> **WHAT YOU WILL DO**:
Find every line in the records below that contains "battery", and copy it.

DATASET ENTRIES below:

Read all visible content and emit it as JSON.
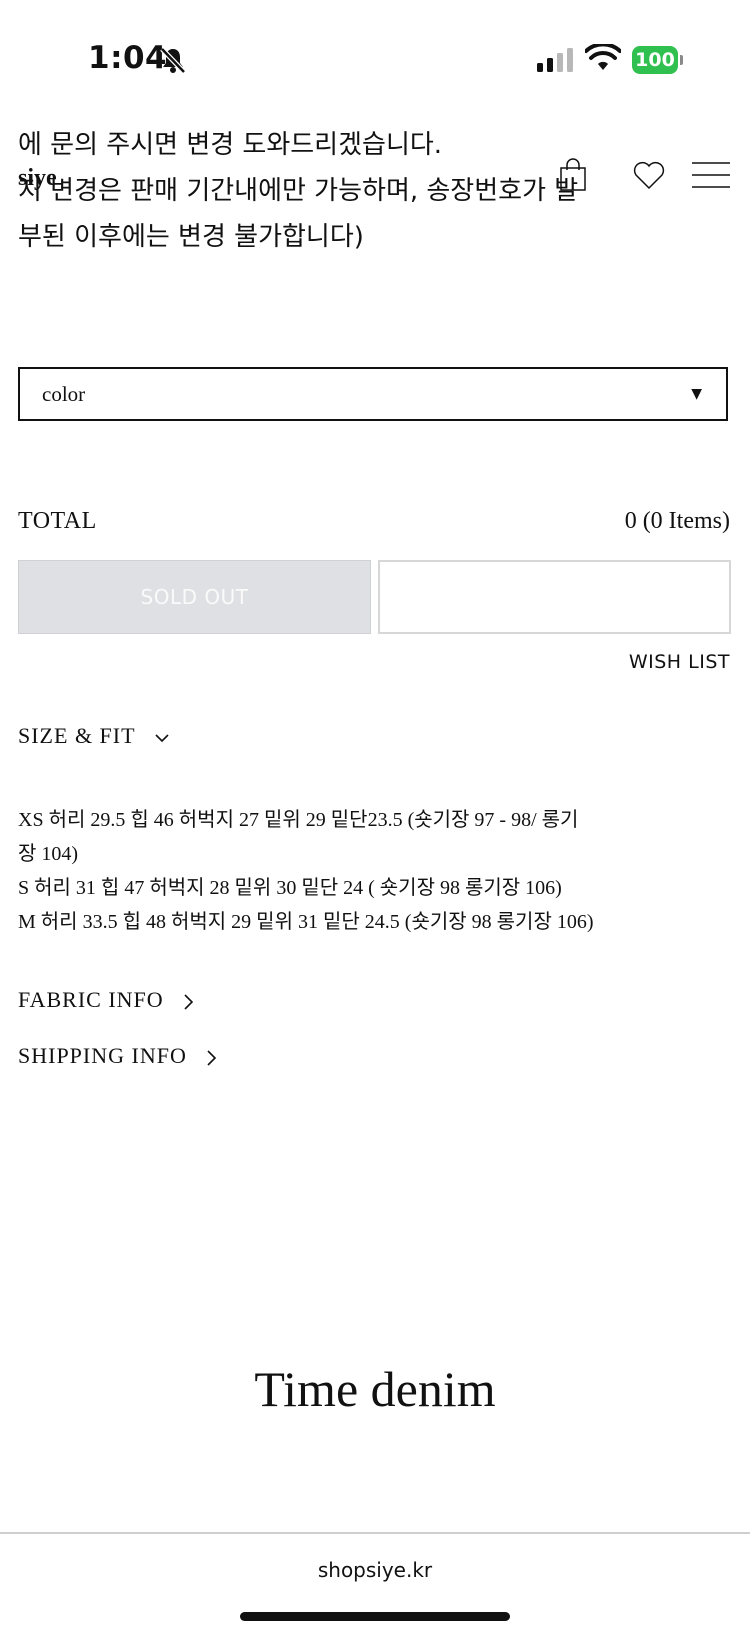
{
  "status_bar": {
    "time": "1:04",
    "battery": "100"
  },
  "header": {
    "logo": "siye"
  },
  "notice": {
    "line1": "에   문의 주시면 변경 도와드리겠습니다.",
    "line2": "     지 변경은 판매 기간내에만 가능하며, 송장번호가 발",
    "line3": "부된 이후에는 변경 불가합니다)"
  },
  "options": {
    "color_placeholder": "color"
  },
  "total": {
    "label": "TOTAL",
    "value": "0 (0 Items)"
  },
  "buttons": {
    "sold_out": "SOLD OUT",
    "wish_list": "WISH LIST"
  },
  "sections": {
    "size_fit": "SIZE & FIT",
    "fabric_info": "FABRIC INFO",
    "shipping_info": "SHIPPING INFO"
  },
  "size_lines": [
    "XS 허리 29.5 힙 46 허벅지 27 밑위 29 밑단23.5    (숏기장 97 - 98/ 롱기",
    "장 104)",
    "S 허리 31 힙 47 허벅지 28 밑위 30 밑단 24     ( 숏기장 98 롱기장 106)",
    "M 허리 33.5 힙 48 허벅지 29 밑위 31 밑단 24.5   (숏기장 98 롱기장 106)"
  ],
  "product": {
    "name": "Time denim"
  },
  "browser": {
    "url": "shopsiye.kr"
  },
  "icons": {
    "bell": "bell-slash-icon",
    "signal": "cellular-signal-icon",
    "wifi": "wifi-icon",
    "battery": "battery-icon",
    "bag": "shopping-bag-icon",
    "heart": "heart-icon",
    "menu": "hamburger-menu-icon",
    "caret": "caret-down-icon",
    "chevron_down": "chevron-down-icon",
    "chevron_right": "chevron-right-icon"
  },
  "colors": {
    "battery": "#30c04f",
    "soldout_bg": "#dfe0e4",
    "text": "#111111"
  }
}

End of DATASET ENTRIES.

> **ANSWER FOR THIS EXERCISE**:
    "battery": "100"
    "battery": "battery-icon",
    "battery": "#30c04f",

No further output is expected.